**Required action**
Look through the listing and locate every line containing the word "count"; copy those lines.

**Given data**

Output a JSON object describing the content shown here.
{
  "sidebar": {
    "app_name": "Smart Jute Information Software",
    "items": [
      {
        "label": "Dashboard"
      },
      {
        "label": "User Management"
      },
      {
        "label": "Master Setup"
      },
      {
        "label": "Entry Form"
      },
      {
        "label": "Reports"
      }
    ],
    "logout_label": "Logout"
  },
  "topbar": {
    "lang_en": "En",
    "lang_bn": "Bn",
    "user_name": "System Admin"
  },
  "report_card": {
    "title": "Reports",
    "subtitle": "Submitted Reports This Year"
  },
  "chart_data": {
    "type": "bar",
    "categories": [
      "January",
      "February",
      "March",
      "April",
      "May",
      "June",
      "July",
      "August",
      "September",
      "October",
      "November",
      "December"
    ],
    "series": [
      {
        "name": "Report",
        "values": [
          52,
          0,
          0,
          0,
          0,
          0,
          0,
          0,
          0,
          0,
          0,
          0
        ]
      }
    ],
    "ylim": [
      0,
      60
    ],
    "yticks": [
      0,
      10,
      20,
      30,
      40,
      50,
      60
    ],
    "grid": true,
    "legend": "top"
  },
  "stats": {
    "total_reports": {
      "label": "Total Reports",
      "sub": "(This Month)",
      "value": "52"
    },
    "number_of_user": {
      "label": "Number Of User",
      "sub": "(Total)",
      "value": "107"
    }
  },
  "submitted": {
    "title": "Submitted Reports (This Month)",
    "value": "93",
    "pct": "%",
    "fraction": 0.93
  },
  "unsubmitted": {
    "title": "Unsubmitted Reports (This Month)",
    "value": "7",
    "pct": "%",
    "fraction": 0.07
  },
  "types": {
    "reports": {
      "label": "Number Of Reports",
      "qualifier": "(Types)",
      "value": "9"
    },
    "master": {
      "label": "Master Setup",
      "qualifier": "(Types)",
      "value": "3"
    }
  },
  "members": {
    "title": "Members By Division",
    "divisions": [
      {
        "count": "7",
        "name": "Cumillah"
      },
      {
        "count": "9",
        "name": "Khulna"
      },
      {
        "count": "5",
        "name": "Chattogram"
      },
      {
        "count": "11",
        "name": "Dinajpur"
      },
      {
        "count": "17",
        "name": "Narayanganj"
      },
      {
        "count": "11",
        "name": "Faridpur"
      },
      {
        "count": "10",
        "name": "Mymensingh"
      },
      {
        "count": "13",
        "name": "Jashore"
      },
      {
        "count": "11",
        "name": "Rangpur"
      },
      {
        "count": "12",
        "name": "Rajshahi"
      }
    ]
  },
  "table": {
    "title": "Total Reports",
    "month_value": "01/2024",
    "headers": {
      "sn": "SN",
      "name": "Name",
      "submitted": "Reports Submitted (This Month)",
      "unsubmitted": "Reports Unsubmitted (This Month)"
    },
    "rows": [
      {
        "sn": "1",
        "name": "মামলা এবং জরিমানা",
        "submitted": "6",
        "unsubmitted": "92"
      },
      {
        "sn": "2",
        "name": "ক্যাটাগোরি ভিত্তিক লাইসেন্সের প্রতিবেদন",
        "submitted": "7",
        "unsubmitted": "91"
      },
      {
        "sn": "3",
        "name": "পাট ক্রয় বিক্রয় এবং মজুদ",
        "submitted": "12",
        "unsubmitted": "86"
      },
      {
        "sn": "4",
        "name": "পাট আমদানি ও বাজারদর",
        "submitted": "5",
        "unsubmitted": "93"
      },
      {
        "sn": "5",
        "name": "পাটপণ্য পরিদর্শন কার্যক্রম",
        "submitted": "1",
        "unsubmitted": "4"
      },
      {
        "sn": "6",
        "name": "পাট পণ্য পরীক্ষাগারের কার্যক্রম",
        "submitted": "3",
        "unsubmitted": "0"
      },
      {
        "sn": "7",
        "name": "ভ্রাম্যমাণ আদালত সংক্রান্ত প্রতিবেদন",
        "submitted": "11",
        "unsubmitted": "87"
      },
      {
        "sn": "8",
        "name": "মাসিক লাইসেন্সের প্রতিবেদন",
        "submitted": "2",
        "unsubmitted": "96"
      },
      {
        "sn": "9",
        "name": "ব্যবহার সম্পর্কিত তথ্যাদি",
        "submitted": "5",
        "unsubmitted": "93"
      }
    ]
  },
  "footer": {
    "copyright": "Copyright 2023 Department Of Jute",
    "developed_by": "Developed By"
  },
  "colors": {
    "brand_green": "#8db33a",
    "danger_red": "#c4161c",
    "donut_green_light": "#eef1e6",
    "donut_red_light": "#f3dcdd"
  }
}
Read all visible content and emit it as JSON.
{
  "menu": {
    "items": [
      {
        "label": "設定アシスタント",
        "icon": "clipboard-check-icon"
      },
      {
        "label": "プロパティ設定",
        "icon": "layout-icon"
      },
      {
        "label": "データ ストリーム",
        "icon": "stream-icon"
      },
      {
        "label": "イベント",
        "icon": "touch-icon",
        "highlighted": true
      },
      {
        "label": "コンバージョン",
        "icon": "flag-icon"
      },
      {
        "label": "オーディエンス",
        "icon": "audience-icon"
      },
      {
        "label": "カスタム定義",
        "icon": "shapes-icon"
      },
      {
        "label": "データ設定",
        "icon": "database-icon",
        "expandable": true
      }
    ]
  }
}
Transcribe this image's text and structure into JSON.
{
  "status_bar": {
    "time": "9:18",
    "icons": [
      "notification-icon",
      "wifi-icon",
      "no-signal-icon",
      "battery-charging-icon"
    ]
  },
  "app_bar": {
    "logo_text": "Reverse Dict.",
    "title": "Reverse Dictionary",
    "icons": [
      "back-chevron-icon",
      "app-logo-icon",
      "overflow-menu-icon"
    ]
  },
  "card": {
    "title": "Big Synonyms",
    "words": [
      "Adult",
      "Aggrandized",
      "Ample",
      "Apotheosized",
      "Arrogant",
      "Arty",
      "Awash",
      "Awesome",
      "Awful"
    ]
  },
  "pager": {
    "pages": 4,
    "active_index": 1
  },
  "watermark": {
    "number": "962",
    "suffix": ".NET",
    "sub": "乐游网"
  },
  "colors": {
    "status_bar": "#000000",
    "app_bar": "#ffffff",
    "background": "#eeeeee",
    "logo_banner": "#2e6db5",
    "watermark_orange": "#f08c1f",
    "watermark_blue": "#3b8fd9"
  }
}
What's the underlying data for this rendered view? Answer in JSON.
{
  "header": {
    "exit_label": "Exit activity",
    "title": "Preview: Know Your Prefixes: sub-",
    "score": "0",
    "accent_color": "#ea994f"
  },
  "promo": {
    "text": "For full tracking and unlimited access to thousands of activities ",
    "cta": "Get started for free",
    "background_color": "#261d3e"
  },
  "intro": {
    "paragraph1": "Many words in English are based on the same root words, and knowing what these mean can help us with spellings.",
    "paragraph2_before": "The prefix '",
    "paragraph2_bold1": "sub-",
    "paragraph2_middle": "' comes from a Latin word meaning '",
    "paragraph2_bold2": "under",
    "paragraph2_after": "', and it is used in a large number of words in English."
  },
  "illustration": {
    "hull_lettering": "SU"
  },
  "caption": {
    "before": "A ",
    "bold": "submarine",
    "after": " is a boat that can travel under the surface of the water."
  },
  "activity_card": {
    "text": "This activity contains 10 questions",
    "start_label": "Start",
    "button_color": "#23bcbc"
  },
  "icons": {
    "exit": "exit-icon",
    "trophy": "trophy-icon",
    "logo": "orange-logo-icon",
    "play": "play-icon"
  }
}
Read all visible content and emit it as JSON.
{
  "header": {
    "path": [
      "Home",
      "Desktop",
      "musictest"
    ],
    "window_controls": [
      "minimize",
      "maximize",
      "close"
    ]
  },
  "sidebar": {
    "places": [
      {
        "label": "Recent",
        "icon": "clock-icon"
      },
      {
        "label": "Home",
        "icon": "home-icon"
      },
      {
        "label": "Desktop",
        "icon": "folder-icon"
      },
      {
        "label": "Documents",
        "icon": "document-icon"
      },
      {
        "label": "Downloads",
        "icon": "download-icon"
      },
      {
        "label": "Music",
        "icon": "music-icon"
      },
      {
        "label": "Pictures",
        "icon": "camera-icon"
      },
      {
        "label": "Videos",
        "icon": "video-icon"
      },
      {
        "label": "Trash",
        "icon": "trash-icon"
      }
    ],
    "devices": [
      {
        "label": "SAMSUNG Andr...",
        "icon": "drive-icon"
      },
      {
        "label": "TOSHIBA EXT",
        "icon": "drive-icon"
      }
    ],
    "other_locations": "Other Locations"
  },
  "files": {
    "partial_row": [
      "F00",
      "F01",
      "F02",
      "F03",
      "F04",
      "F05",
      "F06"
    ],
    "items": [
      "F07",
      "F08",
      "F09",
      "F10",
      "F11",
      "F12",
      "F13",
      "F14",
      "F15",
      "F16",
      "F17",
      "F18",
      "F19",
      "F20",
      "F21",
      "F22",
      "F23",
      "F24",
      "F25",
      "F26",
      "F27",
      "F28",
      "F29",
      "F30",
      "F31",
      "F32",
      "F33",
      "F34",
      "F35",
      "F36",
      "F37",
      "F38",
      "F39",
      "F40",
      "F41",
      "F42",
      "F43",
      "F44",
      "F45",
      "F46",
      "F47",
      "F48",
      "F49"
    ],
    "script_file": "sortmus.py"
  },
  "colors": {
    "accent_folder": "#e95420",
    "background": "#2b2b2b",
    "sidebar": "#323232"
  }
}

**Result**
        "count": "7",
        "count": "9",
        "count": "5",
        "count": "11",
        "count": "17",
        "count": "11",
        "count": "10",
        "count": "13",
        "count": "11",
        "count": "12",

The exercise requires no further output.